**Task:**
In the records that follow, show each line where the word "name" is present.
*** Opening of Information shown ***
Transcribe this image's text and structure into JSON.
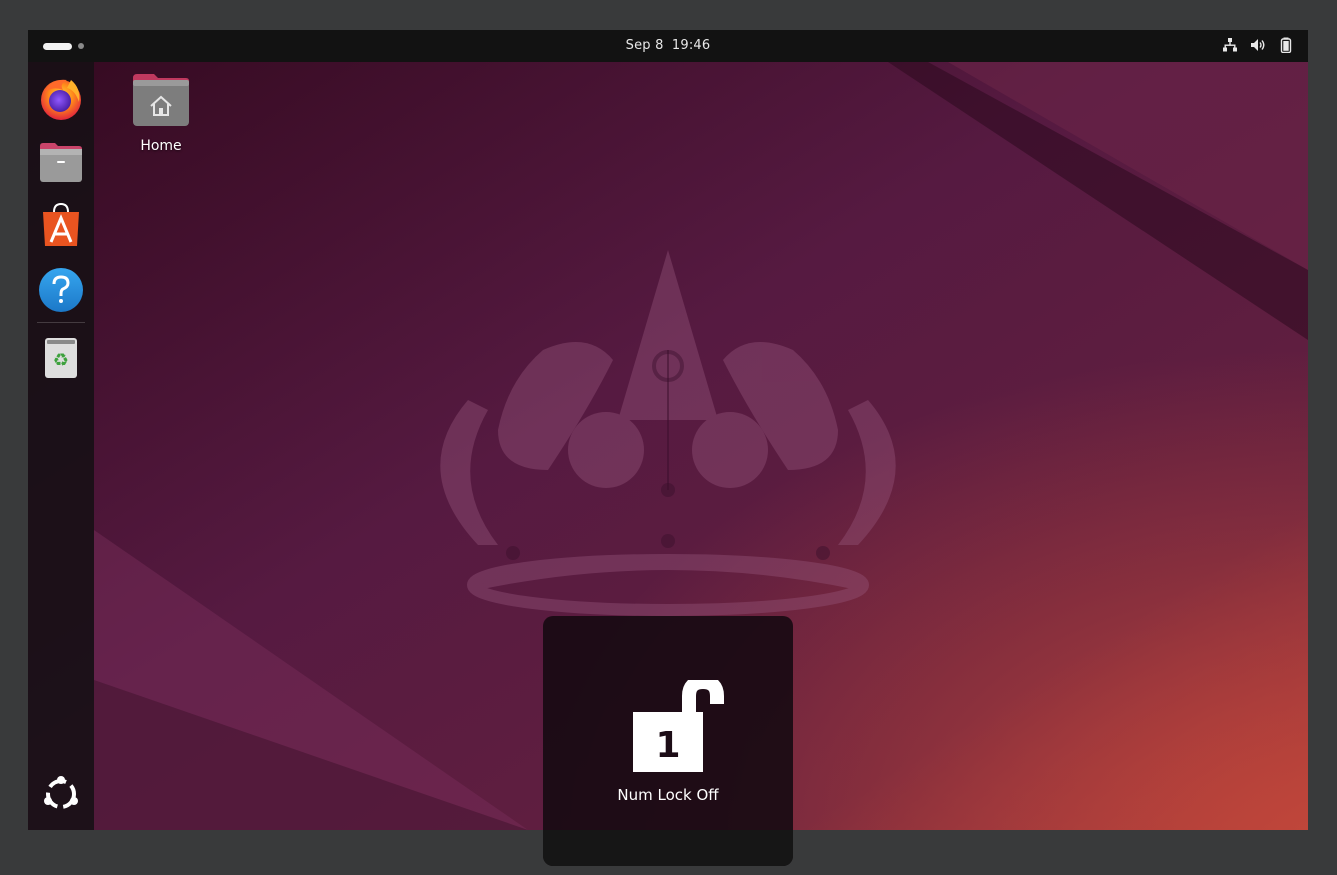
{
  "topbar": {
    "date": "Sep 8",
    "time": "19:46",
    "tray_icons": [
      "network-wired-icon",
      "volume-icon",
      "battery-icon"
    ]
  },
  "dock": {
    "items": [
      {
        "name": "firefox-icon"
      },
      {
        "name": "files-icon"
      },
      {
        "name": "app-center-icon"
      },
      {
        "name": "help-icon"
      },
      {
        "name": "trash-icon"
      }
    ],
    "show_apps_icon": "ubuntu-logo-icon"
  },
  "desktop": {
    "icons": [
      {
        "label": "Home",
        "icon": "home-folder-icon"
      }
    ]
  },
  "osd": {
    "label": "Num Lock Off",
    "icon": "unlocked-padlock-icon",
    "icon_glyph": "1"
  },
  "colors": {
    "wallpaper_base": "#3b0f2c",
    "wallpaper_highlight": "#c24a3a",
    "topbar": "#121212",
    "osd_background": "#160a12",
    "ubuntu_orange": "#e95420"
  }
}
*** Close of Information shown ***
**Written solution:**
        "name": "firefox-icon"
        "name": "files-icon"
        "name": "app-center-icon"
        "name": "help-icon"
        "name": "trash-icon"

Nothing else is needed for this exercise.